──────── Extracted data

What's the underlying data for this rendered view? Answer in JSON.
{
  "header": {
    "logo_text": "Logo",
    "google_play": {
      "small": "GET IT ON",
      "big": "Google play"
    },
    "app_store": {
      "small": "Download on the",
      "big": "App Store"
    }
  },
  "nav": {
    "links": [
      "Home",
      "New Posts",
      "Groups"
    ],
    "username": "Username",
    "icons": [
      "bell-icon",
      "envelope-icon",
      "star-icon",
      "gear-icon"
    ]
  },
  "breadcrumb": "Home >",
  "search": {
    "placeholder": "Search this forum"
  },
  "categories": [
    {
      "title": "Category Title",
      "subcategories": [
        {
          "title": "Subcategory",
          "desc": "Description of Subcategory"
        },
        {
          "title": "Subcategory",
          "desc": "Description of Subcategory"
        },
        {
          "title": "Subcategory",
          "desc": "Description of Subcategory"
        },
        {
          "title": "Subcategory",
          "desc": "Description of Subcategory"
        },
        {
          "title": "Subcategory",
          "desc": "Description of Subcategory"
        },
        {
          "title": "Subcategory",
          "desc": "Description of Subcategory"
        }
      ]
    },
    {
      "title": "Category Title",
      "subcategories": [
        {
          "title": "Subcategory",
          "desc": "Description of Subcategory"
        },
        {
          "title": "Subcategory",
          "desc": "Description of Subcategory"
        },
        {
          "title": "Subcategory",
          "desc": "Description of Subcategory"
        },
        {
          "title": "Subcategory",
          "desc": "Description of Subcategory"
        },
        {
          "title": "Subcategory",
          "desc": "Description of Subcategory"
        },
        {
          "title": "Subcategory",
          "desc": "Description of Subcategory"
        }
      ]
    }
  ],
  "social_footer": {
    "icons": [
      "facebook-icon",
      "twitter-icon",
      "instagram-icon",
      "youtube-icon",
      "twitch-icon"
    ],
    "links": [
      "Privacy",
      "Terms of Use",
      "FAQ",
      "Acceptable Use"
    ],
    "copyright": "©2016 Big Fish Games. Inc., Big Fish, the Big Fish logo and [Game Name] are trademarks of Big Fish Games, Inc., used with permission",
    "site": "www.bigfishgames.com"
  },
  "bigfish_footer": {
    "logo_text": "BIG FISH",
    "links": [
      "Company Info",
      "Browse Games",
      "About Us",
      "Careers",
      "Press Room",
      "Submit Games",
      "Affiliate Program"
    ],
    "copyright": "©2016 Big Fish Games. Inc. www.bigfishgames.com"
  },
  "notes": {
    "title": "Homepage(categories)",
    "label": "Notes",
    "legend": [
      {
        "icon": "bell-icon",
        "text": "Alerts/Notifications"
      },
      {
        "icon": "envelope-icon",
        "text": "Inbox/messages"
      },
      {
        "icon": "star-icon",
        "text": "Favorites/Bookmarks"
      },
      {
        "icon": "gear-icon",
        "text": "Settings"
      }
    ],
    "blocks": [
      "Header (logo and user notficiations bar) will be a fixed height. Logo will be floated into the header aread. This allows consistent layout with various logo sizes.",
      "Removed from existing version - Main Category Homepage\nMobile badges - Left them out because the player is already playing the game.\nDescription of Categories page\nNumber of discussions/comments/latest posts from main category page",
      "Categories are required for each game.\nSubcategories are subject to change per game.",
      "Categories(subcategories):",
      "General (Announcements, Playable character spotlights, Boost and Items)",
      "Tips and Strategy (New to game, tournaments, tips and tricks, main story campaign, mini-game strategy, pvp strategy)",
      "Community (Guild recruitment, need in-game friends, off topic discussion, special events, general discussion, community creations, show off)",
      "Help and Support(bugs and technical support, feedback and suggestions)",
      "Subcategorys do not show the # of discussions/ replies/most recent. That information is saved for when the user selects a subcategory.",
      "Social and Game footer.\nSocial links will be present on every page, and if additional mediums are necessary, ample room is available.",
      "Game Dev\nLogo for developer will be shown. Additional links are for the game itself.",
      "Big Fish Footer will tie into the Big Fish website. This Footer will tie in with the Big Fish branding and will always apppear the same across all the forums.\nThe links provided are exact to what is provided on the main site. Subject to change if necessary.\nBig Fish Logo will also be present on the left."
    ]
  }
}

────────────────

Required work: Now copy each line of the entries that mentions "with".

Written response:
    "copyright": "©2016 Big Fish Games. Inc., Big Fish, the Big Fish logo and [Game Name] are trademarks of Big Fish Games, Inc., used with permission",
      "Header (logo and user notficiations bar) will be a fixed height. Logo will be floated into the header aread. This allows consistent layout with various logo sizes.",
      "Big Fish Footer will tie into the Big Fish website. This Footer will tie in with the Big Fish branding and will always apppear the same across all the forums.\nThe links provided are exact to what is provided on the main site. Subject to change if necessary.\nBig Fish Logo will also be present on the left."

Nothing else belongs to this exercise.